───── The data

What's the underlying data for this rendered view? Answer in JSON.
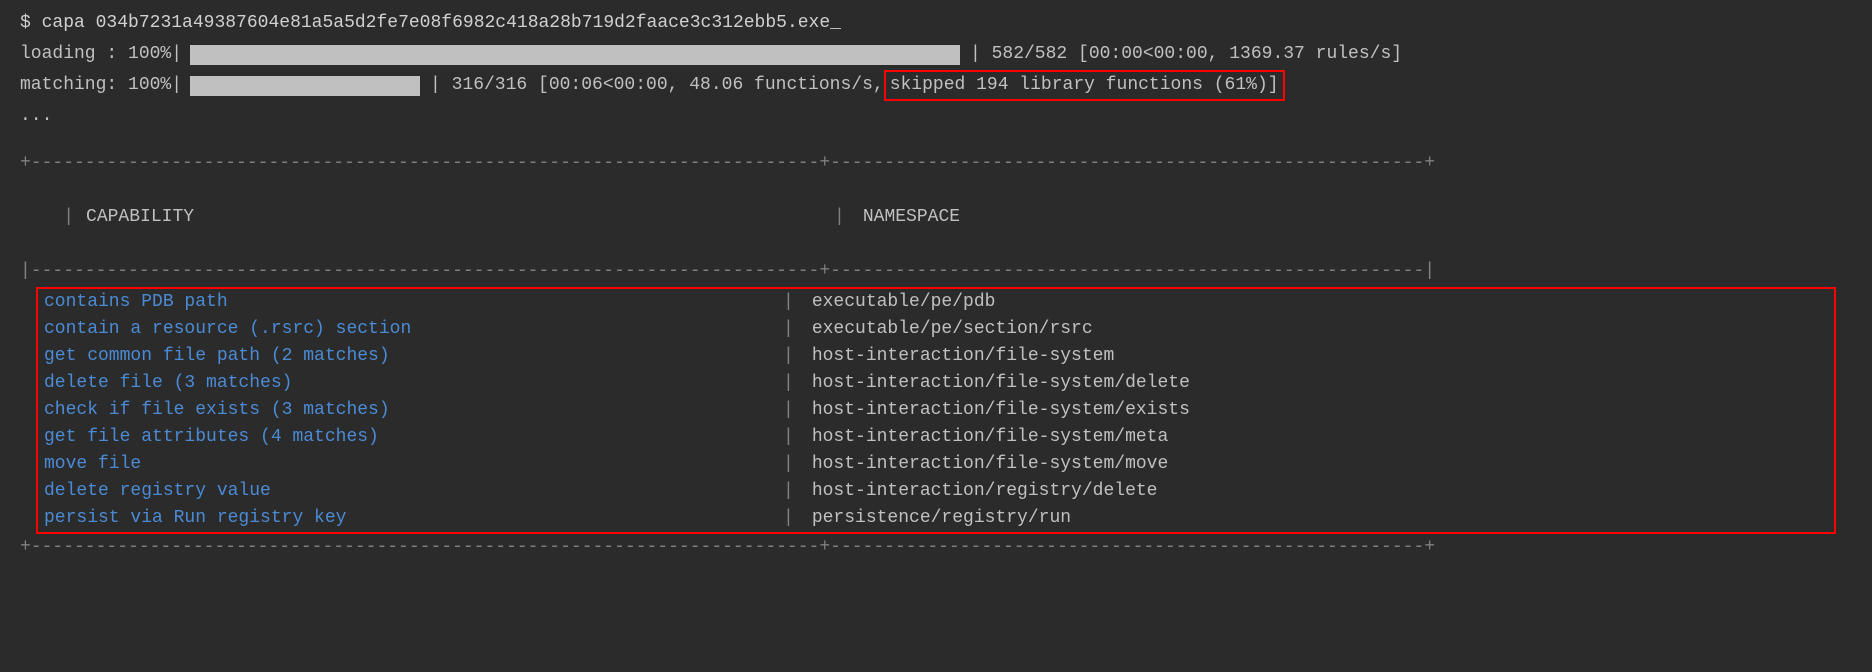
{
  "command": {
    "prompt": "$",
    "text": "capa 034b7231a49387604e81a5a5d2fe7e08f6982c418a28b719d2faace3c312ebb5.exe_"
  },
  "loading": {
    "label": "loading :",
    "percent": "100%",
    "stats": "| 582/582 [00:00<00:00, 1369.37 rules/s]"
  },
  "matching": {
    "label": "matching:",
    "percent": "100%",
    "stats_prefix": "| 316/316 [00:06<00:00, 48.06 functions/s,",
    "skipped": "skipped 194 library functions (61%)]"
  },
  "ellipsis": "...",
  "table": {
    "headers": {
      "capability": "CAPABILITY",
      "namespace": "NAMESPACE"
    },
    "rows": [
      {
        "capability": "contains PDB path",
        "namespace": "executable/pe/pdb"
      },
      {
        "capability": "contain a resource (.rsrc) section",
        "namespace": "executable/pe/section/rsrc"
      },
      {
        "capability": "get common file path (2 matches)",
        "namespace": "host-interaction/file-system"
      },
      {
        "capability": "delete file (3 matches)",
        "namespace": "host-interaction/file-system/delete"
      },
      {
        "capability": "check if file exists (3 matches)",
        "namespace": "host-interaction/file-system/exists"
      },
      {
        "capability": "get file attributes (4 matches)",
        "namespace": "host-interaction/file-system/meta"
      },
      {
        "capability": "move file",
        "namespace": "host-interaction/file-system/move"
      },
      {
        "capability": "delete registry value",
        "namespace": "host-interaction/registry/delete"
      },
      {
        "capability": "persist via Run registry key",
        "namespace": "persistence/registry/run"
      }
    ]
  },
  "borders": {
    "top": "+-------------------------------------------------------------------------+-------------------------------------------------------+",
    "mid": "|-------------------------------------------------------------------------+-------------------------------------------------------|",
    "bot": "+-------------------------------------------------------------------------+-------------------------------------------------------+",
    "pipe": "|"
  }
}
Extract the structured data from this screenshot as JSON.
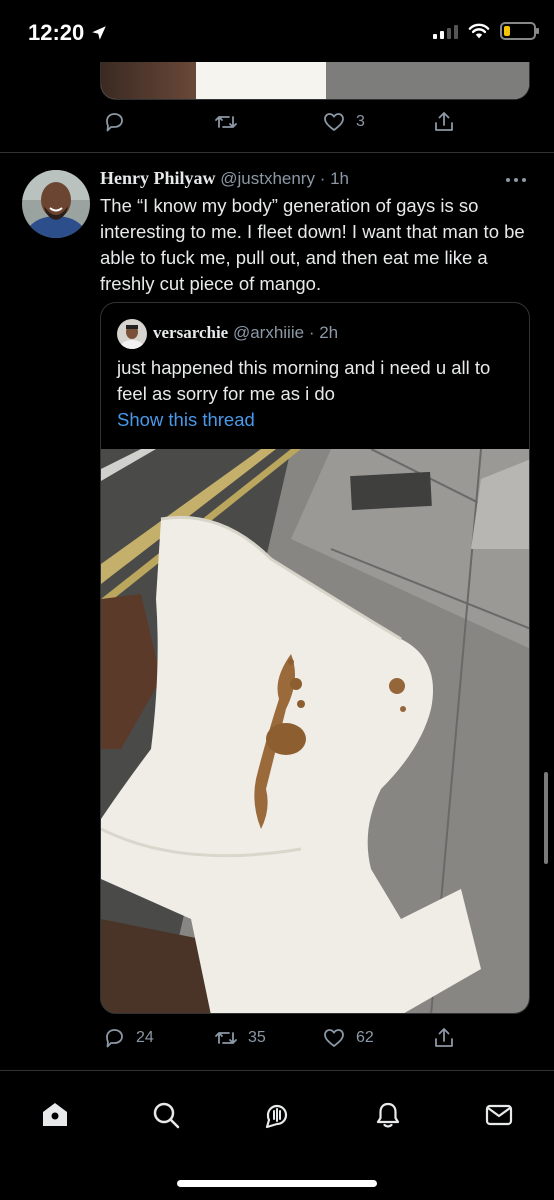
{
  "status_bar": {
    "time": "12:20",
    "battery_level": 0.2
  },
  "previous_tweet": {
    "like_count": "3"
  },
  "tweet": {
    "display_name": "Henry Philyaw",
    "handle": "@justxhenry",
    "time_ago": "· 1h",
    "text": "The “I know my body” generation of gays is so interesting to me. I fleet down! I want that man to be able to fuck me, pull out, and then eat me like a freshly cut piece of mango.",
    "reply_count": "24",
    "retweet_count": "35",
    "like_count": "62"
  },
  "quoted_tweet": {
    "display_name": "versarchie",
    "handle": "@arxhiiie",
    "time_ago": "· 2h",
    "text": "just happened this morning and i need u all to feel as sorry for me as i do",
    "show_thread": "Show this thread"
  },
  "icons": {
    "reply": "reply-icon",
    "retweet": "retweet-icon",
    "like": "like-icon",
    "share": "share-icon",
    "more": "more-icon",
    "home": "home-icon",
    "search": "search-icon",
    "spaces": "spaces-icon",
    "notifications": "notifications-icon",
    "messages": "messages-icon"
  },
  "colors": {
    "background": "#000000",
    "text": "#e7e9ea",
    "muted": "#8b98a5",
    "link": "#4a99e9",
    "border": "#2f3336"
  }
}
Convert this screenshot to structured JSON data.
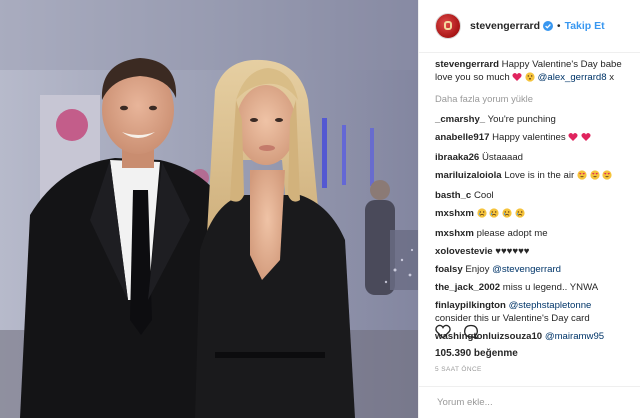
{
  "header": {
    "username": "stevengerrard",
    "dot": "•",
    "follow_label": "Takip Et",
    "verified_icon": "verified-badge-icon",
    "accent": "#3897f0"
  },
  "caption": {
    "user": "stevengerrard",
    "text": "Happy Valentine's Day babe love you so much",
    "mention": "@alex_gerrard8",
    "suffix": "x"
  },
  "load_more": "Daha fazla yorum yükle",
  "comments": [
    {
      "user": "_cmarshy_",
      "text": "You're punching"
    },
    {
      "user": "anabelle917",
      "text": "Happy valentines"
    },
    {
      "user": "ibraaka26",
      "text": "Üstaaaad"
    },
    {
      "user": "mariluizaloiola",
      "text": "Love is in the air"
    },
    {
      "user": "basth_c",
      "text": "Cool"
    },
    {
      "user": "mxshxm",
      "text": ""
    },
    {
      "user": "mxshxm",
      "text": "please adopt me"
    },
    {
      "user": "xolovestevie",
      "text": "♥♥♥♥♥♥"
    },
    {
      "user": "foalsy",
      "text": "Enjoy",
      "mention": "@stevengerrard"
    },
    {
      "user": "the_jack_2002",
      "text": "miss u legend.. YNWA"
    },
    {
      "user": "finlaypilkington",
      "mention": "@stephstapletonne",
      "text2": "consider this ur Valentine's Day card"
    },
    {
      "user": "washingtonluizsouza10",
      "mention": "@mairamw95"
    }
  ],
  "likes": "105.390 beğenme",
  "time": "5 SAAT ÖNCE",
  "add_comment_placeholder": "Yorum ekle...",
  "icons": {
    "like": "heart-outline-icon",
    "comment": "comment-bubble-icon"
  }
}
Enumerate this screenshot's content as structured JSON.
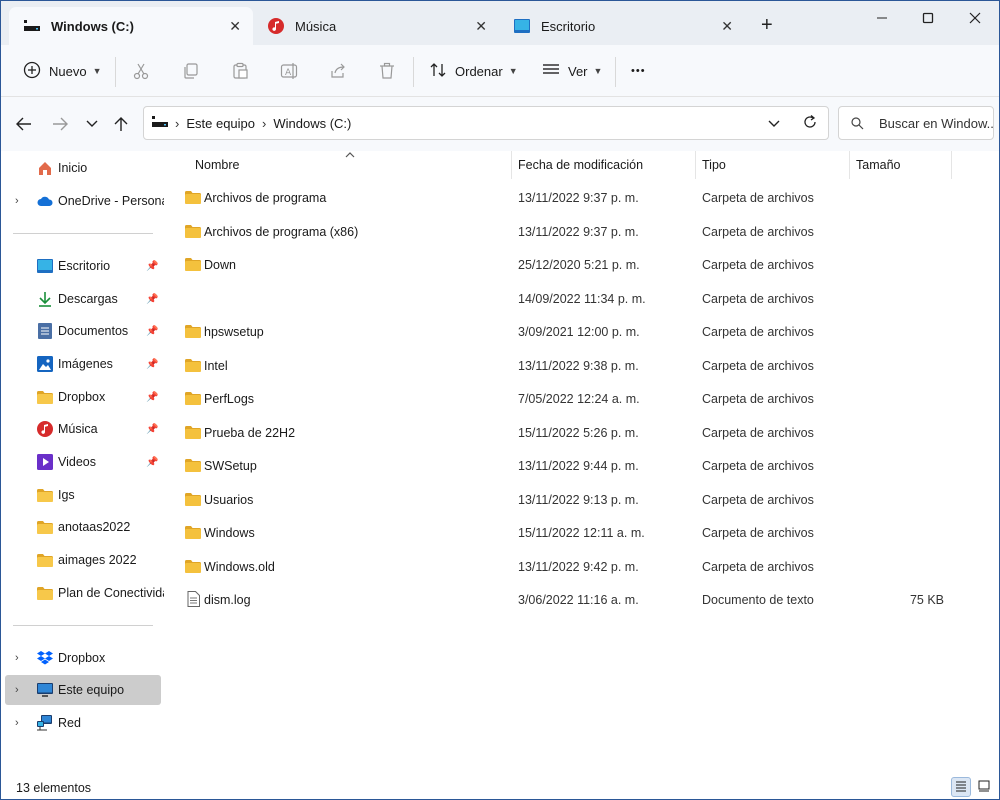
{
  "tabs": [
    {
      "label": "Windows (C:)",
      "icon": "drive-icon"
    },
    {
      "label": "Música",
      "icon": "music-icon"
    },
    {
      "label": "Escritorio",
      "icon": "desktop-icon"
    }
  ],
  "commandbar": {
    "new_label": "Nuevo",
    "sort_label": "Ordenar",
    "view_label": "Ver",
    "more_label": "•••"
  },
  "address": {
    "crumbs": [
      "Este equipo",
      "Windows (C:)"
    ]
  },
  "search": {
    "placeholder": "Buscar en Window..."
  },
  "sidebar": {
    "home": "Inicio",
    "onedrive": "OneDrive - Persona",
    "quick": [
      {
        "label": "Escritorio",
        "icon": "desktop-icon",
        "pinned": true
      },
      {
        "label": "Descargas",
        "icon": "download-icon",
        "pinned": true
      },
      {
        "label": "Documentos",
        "icon": "documents-icon",
        "pinned": true
      },
      {
        "label": "Imágenes",
        "icon": "pictures-icon",
        "pinned": true
      },
      {
        "label": "Dropbox",
        "icon": "folder-icon",
        "pinned": true
      },
      {
        "label": "Música",
        "icon": "music-icon",
        "pinned": true
      },
      {
        "label": "Videos",
        "icon": "videos-icon",
        "pinned": true
      },
      {
        "label": "Igs",
        "icon": "folder-icon",
        "pinned": false
      },
      {
        "label": "anotaas2022",
        "icon": "folder-icon",
        "pinned": false
      },
      {
        "label": "aimages 2022",
        "icon": "folder-icon",
        "pinned": false
      },
      {
        "label": "Plan de Conectividad",
        "icon": "folder-icon",
        "pinned": false
      }
    ],
    "bottom": [
      {
        "label": "Dropbox",
        "icon": "dropbox-icon"
      },
      {
        "label": "Este equipo",
        "icon": "computer-icon"
      },
      {
        "label": "Red",
        "icon": "network-icon"
      }
    ]
  },
  "columns": {
    "name": "Nombre",
    "date": "Fecha de modificación",
    "type": "Tipo",
    "size": "Tamaño"
  },
  "files": [
    {
      "name": "Archivos de programa",
      "date": "13/11/2022 9:37 p. m.",
      "type": "Carpeta de archivos",
      "size": "",
      "kind": "folder"
    },
    {
      "name": "Archivos de programa (x86)",
      "date": "13/11/2022 9:37 p. m.",
      "type": "Carpeta de archivos",
      "size": "",
      "kind": "folder"
    },
    {
      "name": "Down",
      "date": "25/12/2020 5:21 p. m.",
      "type": "Carpeta de archivos",
      "size": "",
      "kind": "folder"
    },
    {
      "name": "",
      "date": "14/09/2022 11:34 p. m.",
      "type": "Carpeta de archivos",
      "size": "",
      "kind": "none"
    },
    {
      "name": "hpswsetup",
      "date": "3/09/2021 12:00 p. m.",
      "type": "Carpeta de archivos",
      "size": "",
      "kind": "folder"
    },
    {
      "name": "Intel",
      "date": "13/11/2022 9:38 p. m.",
      "type": "Carpeta de archivos",
      "size": "",
      "kind": "folder"
    },
    {
      "name": "PerfLogs",
      "date": "7/05/2022 12:24 a. m.",
      "type": "Carpeta de archivos",
      "size": "",
      "kind": "folder"
    },
    {
      "name": "Prueba de 22H2",
      "date": "15/11/2022 5:26 p. m.",
      "type": "Carpeta de archivos",
      "size": "",
      "kind": "folder"
    },
    {
      "name": "SWSetup",
      "date": "13/11/2022 9:44 p. m.",
      "type": "Carpeta de archivos",
      "size": "",
      "kind": "folder"
    },
    {
      "name": "Usuarios",
      "date": "13/11/2022 9:13 p. m.",
      "type": "Carpeta de archivos",
      "size": "",
      "kind": "folder"
    },
    {
      "name": "Windows",
      "date": "15/11/2022 12:11 a. m.",
      "type": "Carpeta de archivos",
      "size": "",
      "kind": "folder"
    },
    {
      "name": "Windows.old",
      "date": "13/11/2022 9:42 p. m.",
      "type": "Carpeta de archivos",
      "size": "",
      "kind": "folder"
    },
    {
      "name": "dism.log",
      "date": "3/06/2022 11:16 a. m.",
      "type": "Documento de texto",
      "size": "75 KB",
      "kind": "text"
    }
  ],
  "status": {
    "count": "13 elementos"
  },
  "colors": {
    "folder": "#f4c13d",
    "folder_dark": "#e0a526",
    "accent": "#0063b1",
    "selected": "#cccccc"
  }
}
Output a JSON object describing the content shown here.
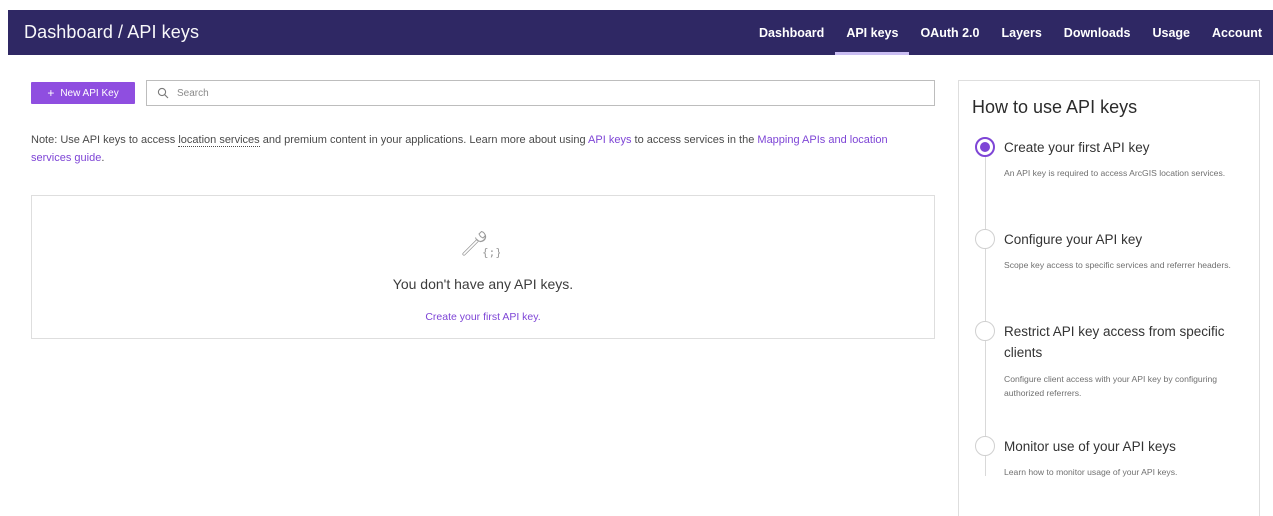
{
  "header": {
    "breadcrumb": "Dashboard / API keys",
    "nav": [
      "Dashboard",
      "API keys",
      "OAuth 2.0",
      "Layers",
      "Downloads",
      "Usage",
      "Account"
    ],
    "active_nav": "API keys"
  },
  "toolbar": {
    "new_key_label": "New API Key",
    "search_placeholder": "Search"
  },
  "note": {
    "part1": "Note: Use API keys to access ",
    "location_services": "location services",
    "part2": " and premium content in your applications. Learn more about using ",
    "api_keys_link": "API keys",
    "part3": " to access services in the ",
    "guide_link": "Mapping APIs and location services guide",
    "part4": "."
  },
  "empty_state": {
    "title": "You don't have any API keys.",
    "link": "Create your first API key."
  },
  "how_to": {
    "title": "How to use API keys",
    "steps": [
      {
        "title": "Create your first API key",
        "desc": "An API key is required to access ArcGIS location services.",
        "active": true
      },
      {
        "title": "Configure your API key",
        "desc": "Scope key access to specific services and referrer headers.",
        "active": false
      },
      {
        "title": "Restrict API key access from specific clients",
        "desc": "Configure client access with your API key by configuring authorized referrers.",
        "active": false
      },
      {
        "title": "Monitor use of your API keys",
        "desc": "Learn how to monitor usage of your API keys.",
        "active": false
      }
    ]
  },
  "colors": {
    "header_bg": "#2f2864",
    "accent": "#7e45d6",
    "button_bg": "#8f4ee0"
  }
}
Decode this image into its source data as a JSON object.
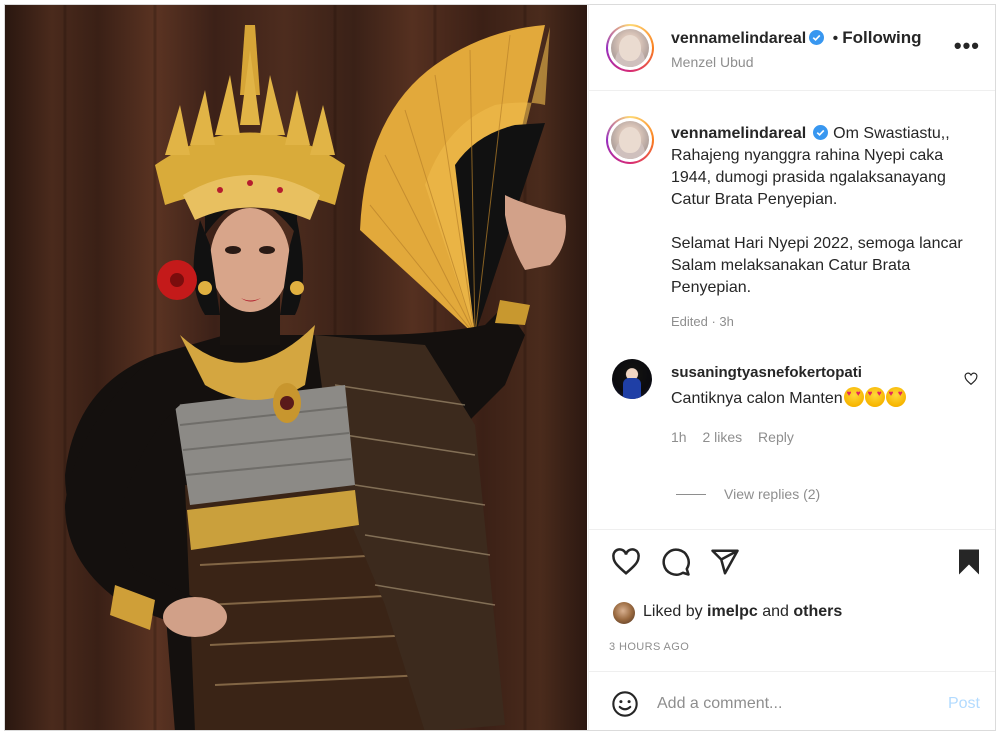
{
  "post": {
    "username": "vennamelindareal",
    "follow_status": "Following",
    "location": "Menzel Ubud",
    "more_label": "•••",
    "separator": "•"
  },
  "caption": {
    "username": "vennamelindareal",
    "paragraph_1": "Om Swastiastu,, Rahajeng nyanggra rahina Nyepi caka 1944, dumogi prasida ngalaksanayang Catur Brata Penyepian.",
    "paragraph_2": "Selamat Hari Nyepi 2022, semoga lancar Salam melaksanakan Catur Brata Penyepian.",
    "edited": "Edited · 3h"
  },
  "comment": {
    "username": "susaningtyasnefokertopati",
    "text": "Cantiknya calon Manten",
    "emoji_name": "heart-eyes-emoji",
    "emoji_count": 3,
    "time": "1h",
    "likes": "2 likes",
    "reply_label": "Reply",
    "view_replies": "View replies (2)"
  },
  "likes": {
    "prefix": "Liked by",
    "user": "imelpc",
    "conjunction": "and",
    "others": "others"
  },
  "timestamp": "3 HOURS AGO",
  "add_comment": {
    "placeholder": "Add a comment...",
    "post_label": "Post"
  },
  "colors": {
    "verified": "#3897f0",
    "post_button_disabled": "#b3dbff",
    "secondary_text": "#8e8e8e",
    "primary_text": "#262626",
    "border": "#dbdbdb"
  },
  "icons": {
    "like": "heart-icon",
    "comment": "comment-icon",
    "share": "send-icon",
    "save": "bookmark-filled-icon",
    "emoji": "smiley-icon",
    "more": "more-options-icon"
  }
}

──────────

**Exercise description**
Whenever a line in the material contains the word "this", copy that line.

**Output of the exercise**
What's the underlying data for this rendered view? Answer in JSON.
Extract the structured data from this screenshot as JSON.
    "text": "just happened this morning and i need u all to feel as sorry for me as i do",
    "show_thread": "Show this thread"
Convert this screenshot to structured JSON data.
      "text2": "consider this ur Valentine's Day card"
Enumerate this screenshot's content as structured JSON.
Decode this image into its source data as a JSON object.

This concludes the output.